The flex-start and flex-end values that does something of a float for us, pushing all the elements either to the start or beginning of the parent div. The center value allows us to center the div. Apparently, this was extremely difficult feat to accomplish in the days of float, but now you can take care of this with just one attribute. The other ones have to do with spacing the elements evenly. The space-between value causes outermost elements to be put on either end of parent div and the spacing in between those elements is divided evenly. The space-around value gives us something of a margin which allows for equal spacing, but the space in between the elements are double the space that is between the element and parent div border. The last one, space-evenly allows for equal spacing in between elements as well as between element and border.

One last attribute I want to cover is align-items, which allows you to vertically align the elements in your row, given there are differences in height. This attribute is put onto the parent div. Here's a diagram from the same article on align-items.

Align-Items

Alt Text

The first flex-start flex-end function predictably, in that the flex-start brings all the way to the top, and allows their heights to display, and flex-end does the same but brings the elements to the bottom. The center value brings the elements to the center based on the div height, and baseline brings the divs to alignment based on the content inside. The stretch value gives all the divs equal value and you have to add a height to the parent div (f.e. height: 200px;), as well as getting rid of the original children's heights. If you don't want to go back and do all that, you can just create another class for the parent div and give it a property height: inherit and it will overwrite all the children's heights.

These are just the basic properties of flexbox, but having covered how to display a list of elements in a column & different order, with horizontal/vertical spacing, I think we can see how capable flex-box is for us that are deciding to pick up CSS. We really cover most of the bases of anything we'd every want to do with our content. All this, and it doesn't require much more than a couple of properties, as opposed to having to lose some hair, figuring out a float layout that doesn't pop off like a sheet that's too small for the mattress.

I definitely plan to add this display mode to my arsenal in finally doing the CSS and becoming a capable front-end engineer.
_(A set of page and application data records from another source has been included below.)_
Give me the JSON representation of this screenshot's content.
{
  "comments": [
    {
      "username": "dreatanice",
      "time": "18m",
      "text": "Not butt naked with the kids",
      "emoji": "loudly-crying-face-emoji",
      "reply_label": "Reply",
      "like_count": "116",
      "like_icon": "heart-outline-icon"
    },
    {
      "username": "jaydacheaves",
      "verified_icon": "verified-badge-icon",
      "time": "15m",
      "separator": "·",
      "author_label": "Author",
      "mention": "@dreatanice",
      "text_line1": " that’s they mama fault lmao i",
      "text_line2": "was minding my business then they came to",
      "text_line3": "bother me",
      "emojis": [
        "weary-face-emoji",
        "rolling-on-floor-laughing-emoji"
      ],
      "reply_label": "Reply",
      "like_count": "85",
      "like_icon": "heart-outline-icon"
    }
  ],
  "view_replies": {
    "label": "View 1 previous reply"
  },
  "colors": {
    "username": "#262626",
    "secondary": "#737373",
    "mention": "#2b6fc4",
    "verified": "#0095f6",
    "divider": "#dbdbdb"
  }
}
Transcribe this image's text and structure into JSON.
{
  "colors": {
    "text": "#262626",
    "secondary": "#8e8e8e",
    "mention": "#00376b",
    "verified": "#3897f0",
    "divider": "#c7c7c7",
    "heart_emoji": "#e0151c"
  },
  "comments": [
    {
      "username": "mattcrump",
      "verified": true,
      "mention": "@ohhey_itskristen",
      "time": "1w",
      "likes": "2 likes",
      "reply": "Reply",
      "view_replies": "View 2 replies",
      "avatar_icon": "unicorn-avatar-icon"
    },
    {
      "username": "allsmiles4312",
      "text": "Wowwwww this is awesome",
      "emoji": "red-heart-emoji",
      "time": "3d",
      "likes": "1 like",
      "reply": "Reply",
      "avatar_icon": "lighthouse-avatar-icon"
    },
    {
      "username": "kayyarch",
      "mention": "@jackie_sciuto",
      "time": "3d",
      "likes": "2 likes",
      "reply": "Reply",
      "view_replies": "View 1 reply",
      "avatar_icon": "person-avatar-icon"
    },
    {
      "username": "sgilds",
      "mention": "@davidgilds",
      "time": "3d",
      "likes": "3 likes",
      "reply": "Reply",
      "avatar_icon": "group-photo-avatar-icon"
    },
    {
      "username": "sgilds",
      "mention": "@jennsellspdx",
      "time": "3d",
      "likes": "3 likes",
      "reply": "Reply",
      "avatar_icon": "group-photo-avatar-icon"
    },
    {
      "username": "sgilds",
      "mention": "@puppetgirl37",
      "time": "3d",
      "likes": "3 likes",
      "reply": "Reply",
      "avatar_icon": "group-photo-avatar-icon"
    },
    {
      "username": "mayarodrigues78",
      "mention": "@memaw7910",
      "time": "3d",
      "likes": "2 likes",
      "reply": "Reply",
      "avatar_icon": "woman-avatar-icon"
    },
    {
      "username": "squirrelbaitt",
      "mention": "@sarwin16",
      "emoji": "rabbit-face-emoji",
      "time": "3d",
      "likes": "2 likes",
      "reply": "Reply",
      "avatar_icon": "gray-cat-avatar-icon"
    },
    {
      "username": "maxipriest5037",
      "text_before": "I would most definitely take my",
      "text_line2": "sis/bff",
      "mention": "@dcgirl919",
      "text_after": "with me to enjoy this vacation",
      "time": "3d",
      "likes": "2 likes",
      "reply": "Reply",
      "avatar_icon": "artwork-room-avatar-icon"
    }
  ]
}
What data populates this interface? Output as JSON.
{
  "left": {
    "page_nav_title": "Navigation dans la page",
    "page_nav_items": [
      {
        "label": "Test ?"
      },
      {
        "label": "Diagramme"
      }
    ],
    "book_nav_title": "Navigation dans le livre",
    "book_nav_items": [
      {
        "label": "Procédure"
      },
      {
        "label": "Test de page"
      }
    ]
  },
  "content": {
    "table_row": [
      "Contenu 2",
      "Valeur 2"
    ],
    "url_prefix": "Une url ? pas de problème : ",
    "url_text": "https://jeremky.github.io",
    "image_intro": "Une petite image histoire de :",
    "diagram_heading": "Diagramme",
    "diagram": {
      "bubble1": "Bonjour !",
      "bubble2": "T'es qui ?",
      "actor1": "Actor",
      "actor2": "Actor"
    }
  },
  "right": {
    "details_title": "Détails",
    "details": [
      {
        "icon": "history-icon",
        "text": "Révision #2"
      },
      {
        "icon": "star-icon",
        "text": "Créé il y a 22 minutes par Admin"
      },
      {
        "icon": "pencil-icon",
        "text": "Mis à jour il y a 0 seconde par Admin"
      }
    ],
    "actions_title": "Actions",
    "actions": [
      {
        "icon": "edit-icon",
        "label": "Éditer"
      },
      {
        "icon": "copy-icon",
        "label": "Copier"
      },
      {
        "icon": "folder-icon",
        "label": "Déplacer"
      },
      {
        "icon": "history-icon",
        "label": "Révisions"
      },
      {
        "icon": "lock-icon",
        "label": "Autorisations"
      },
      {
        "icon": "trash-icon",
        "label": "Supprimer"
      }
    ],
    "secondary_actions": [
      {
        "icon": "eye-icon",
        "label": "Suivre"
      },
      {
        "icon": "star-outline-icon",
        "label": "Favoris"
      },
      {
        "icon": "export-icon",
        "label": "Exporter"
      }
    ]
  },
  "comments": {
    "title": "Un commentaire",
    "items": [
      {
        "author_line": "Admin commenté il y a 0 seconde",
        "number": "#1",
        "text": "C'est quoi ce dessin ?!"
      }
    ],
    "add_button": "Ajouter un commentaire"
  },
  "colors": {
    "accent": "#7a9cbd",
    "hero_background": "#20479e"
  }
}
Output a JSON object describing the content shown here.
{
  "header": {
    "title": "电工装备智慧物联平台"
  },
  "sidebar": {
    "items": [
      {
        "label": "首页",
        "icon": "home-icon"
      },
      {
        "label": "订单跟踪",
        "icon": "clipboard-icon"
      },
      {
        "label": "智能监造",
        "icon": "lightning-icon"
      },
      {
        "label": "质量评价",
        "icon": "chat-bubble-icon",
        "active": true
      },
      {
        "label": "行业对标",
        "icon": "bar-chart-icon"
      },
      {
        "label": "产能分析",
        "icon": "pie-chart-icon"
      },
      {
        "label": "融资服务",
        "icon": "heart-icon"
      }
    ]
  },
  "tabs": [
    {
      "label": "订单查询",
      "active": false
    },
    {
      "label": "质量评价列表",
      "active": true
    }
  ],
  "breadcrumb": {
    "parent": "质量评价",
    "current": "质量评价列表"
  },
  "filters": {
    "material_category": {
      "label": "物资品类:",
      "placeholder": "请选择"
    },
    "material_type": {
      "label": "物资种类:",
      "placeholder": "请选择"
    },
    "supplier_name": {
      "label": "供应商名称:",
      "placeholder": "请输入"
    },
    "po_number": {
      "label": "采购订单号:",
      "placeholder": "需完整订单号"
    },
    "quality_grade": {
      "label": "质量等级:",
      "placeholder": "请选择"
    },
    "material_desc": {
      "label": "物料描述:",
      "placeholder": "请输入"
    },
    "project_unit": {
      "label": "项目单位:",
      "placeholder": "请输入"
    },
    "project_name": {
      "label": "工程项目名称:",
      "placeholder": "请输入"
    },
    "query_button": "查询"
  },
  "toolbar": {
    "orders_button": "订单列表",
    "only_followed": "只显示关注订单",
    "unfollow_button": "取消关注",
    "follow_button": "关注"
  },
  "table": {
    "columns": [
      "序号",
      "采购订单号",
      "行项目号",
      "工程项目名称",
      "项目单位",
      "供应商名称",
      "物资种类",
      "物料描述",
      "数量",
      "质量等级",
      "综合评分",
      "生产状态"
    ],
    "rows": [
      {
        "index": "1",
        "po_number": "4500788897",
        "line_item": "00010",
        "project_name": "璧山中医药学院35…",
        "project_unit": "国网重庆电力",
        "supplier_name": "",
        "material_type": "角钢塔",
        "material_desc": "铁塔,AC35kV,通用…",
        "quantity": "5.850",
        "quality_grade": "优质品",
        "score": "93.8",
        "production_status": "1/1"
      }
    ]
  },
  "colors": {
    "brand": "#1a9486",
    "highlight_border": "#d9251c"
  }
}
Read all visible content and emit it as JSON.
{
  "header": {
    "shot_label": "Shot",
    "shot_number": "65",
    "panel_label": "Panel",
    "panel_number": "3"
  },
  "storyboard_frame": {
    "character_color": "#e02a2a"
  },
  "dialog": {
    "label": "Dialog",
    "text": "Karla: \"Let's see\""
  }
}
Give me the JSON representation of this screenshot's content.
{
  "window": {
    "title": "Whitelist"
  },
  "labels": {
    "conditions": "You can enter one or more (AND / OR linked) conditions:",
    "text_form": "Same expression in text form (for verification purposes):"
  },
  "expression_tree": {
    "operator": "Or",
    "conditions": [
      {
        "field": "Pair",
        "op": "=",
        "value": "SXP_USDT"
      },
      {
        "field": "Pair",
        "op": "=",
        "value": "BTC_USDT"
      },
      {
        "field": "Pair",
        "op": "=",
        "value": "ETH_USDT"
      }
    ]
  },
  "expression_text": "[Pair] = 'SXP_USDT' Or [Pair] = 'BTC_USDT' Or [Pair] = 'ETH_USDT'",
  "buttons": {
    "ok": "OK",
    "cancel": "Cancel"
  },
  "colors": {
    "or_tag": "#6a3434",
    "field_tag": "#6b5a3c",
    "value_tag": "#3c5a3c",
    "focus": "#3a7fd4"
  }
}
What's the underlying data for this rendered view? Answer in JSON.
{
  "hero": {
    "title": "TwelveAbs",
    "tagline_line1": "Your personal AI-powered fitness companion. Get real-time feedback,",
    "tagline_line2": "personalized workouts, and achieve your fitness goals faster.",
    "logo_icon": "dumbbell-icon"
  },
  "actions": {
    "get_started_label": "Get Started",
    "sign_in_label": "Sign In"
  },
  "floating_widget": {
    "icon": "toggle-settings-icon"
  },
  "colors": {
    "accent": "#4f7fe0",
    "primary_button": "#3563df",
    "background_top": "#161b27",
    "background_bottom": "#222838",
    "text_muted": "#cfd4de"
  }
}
The place I got the diagrams from which is an article on css-tricks.com covers even more properties, and if you are interested you can check it out here.

Top comments (0)

🌚 Life is too short to browse without dark mode